    The Plot, Hidden Agenda, Main Target, Totalitarianism, Apparent Culprit, Global Control

II. The Conspirators’s Front

    The NSSM 200 (Kissinger Report), New World Order, Committee of 300, C-300’s Tightly Guarded Secrets

III. The United Nations

    The Conspirator’s Killing Machine, International Planned Parenthood Foundation (IPPF), One World Citizenship, UN Declaration on its 50th Anniversary, UN Conference on Environmental Development (UNCED), UN World Conference on Human Rights, UN Int’l Conference on Population and Development, UN World Summit on Human Development, UN 4th World Conference on Women, Habitat II: UN Conference on Human Settlements

IV. Freemasons: The Real Conspirators Against Life

    Origin of Freemasonry, The Goal of Masonry, Sources of Authoritative Literature of Masonry, Kabbalism, Gnosticism, Knights Templars, Roscrusians, Illuminati, the Palladium Rite, New World Order and Freemasonry, Globalists and Piggy Globalists, old Internationale and Freemasonry, Ren Internationale and Freemasonry, Roman Catholic Church and Freemasonry, the Roman Catholic Church’s Stand on Freemasonry

V. Spiritual Warfare

    By their Fruits You Will Know Them, The Real Enemy: the Devil and His Weapons, Solution

VI. Bitter Truth

    Mass Media Control, Information, Education and Communication (IEC), Anti-Defamation League (ADL), Six Principles of Deception, Lie Against Women, Breakdown of the Family, Corruption of Youth, Attack Against the Clergy

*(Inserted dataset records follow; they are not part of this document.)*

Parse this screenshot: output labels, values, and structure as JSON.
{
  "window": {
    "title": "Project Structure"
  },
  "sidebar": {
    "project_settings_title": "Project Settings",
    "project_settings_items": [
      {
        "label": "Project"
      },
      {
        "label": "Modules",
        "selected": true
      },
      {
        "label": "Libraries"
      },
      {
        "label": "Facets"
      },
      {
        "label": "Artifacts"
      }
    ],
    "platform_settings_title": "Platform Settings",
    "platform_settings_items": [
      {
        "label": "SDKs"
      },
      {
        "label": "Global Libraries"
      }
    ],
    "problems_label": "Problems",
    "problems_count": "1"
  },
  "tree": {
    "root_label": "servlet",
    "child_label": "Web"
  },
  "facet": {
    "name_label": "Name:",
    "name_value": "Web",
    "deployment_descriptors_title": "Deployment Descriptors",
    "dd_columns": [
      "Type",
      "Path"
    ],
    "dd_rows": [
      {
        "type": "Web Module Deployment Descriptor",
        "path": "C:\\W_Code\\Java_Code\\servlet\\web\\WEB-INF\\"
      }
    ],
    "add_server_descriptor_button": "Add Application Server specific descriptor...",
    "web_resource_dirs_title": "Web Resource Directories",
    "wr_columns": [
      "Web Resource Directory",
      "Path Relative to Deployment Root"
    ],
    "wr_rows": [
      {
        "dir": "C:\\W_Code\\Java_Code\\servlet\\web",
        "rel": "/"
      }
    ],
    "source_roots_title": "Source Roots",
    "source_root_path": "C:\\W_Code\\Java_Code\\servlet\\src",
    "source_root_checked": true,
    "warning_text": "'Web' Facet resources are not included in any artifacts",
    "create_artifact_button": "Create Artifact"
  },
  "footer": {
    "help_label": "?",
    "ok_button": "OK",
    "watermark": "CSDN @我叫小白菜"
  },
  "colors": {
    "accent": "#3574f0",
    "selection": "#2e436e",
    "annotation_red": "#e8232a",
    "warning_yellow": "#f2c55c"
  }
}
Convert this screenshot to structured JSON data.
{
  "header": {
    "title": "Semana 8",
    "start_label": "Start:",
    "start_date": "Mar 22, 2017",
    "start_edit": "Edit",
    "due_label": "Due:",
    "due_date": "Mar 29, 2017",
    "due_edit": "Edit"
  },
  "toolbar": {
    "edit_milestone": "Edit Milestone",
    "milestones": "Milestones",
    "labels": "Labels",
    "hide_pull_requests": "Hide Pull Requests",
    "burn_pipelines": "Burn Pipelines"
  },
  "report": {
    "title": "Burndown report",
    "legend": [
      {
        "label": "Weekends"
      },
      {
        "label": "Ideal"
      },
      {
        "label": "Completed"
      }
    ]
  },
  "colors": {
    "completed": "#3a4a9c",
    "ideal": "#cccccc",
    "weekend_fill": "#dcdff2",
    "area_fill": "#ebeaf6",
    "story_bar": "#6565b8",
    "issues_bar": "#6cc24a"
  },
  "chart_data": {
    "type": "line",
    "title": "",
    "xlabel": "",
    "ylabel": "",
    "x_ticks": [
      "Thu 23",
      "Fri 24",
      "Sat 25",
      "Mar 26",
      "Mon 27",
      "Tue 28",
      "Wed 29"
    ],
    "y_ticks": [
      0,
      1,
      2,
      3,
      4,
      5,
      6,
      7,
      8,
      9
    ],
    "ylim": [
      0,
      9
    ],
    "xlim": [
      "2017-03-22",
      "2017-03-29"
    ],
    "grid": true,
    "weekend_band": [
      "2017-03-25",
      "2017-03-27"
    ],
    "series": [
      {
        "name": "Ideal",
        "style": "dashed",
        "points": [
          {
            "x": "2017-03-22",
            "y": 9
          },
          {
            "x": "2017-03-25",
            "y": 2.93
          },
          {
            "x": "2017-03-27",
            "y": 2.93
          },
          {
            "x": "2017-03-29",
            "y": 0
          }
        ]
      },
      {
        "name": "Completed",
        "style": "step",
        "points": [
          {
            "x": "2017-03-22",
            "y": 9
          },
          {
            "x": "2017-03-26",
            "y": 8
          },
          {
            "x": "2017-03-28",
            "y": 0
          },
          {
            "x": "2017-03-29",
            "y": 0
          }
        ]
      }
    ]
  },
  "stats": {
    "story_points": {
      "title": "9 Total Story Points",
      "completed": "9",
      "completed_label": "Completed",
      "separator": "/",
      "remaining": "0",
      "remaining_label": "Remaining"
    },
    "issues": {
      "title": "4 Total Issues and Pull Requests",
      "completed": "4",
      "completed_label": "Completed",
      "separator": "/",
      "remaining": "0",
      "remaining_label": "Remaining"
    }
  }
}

VII. Evangelium Vitae and the Alliance of the Two Hearts

    Evangelium Vitae, Communion of Reparation, Consecration of the Family to the Sacred Heart of Jesus and Immaculate Heart of Mary, House-toHouse Evangelism, Reading of the Word of God, FamilyReconciliation, Family Rosary, Blessing of the Home, Imposition of the Scapular, Home Study Program, Promise of Virginity, Pledge of Conjugal Chastity

Supplementary Materials

    Feminism: the Six Frauds, RU 486: the Rest of the Story, A Woman’s Right to Choose—Woman and the Problem of Pregnancy, Had an Abortion? Feeling Bad? A Guide to Fertility, To Deceive a Nation: AIDS Update 1993, Planned Parenthood: It’s Not What You Think, Blessed are the Pure in Heart, What is Worth? Evolution, Secularism and the Attack of the Church, Good Priests Need Your Support, Censorship in a Pluralistic Society, Television’s Double-Edged Impact on Family Life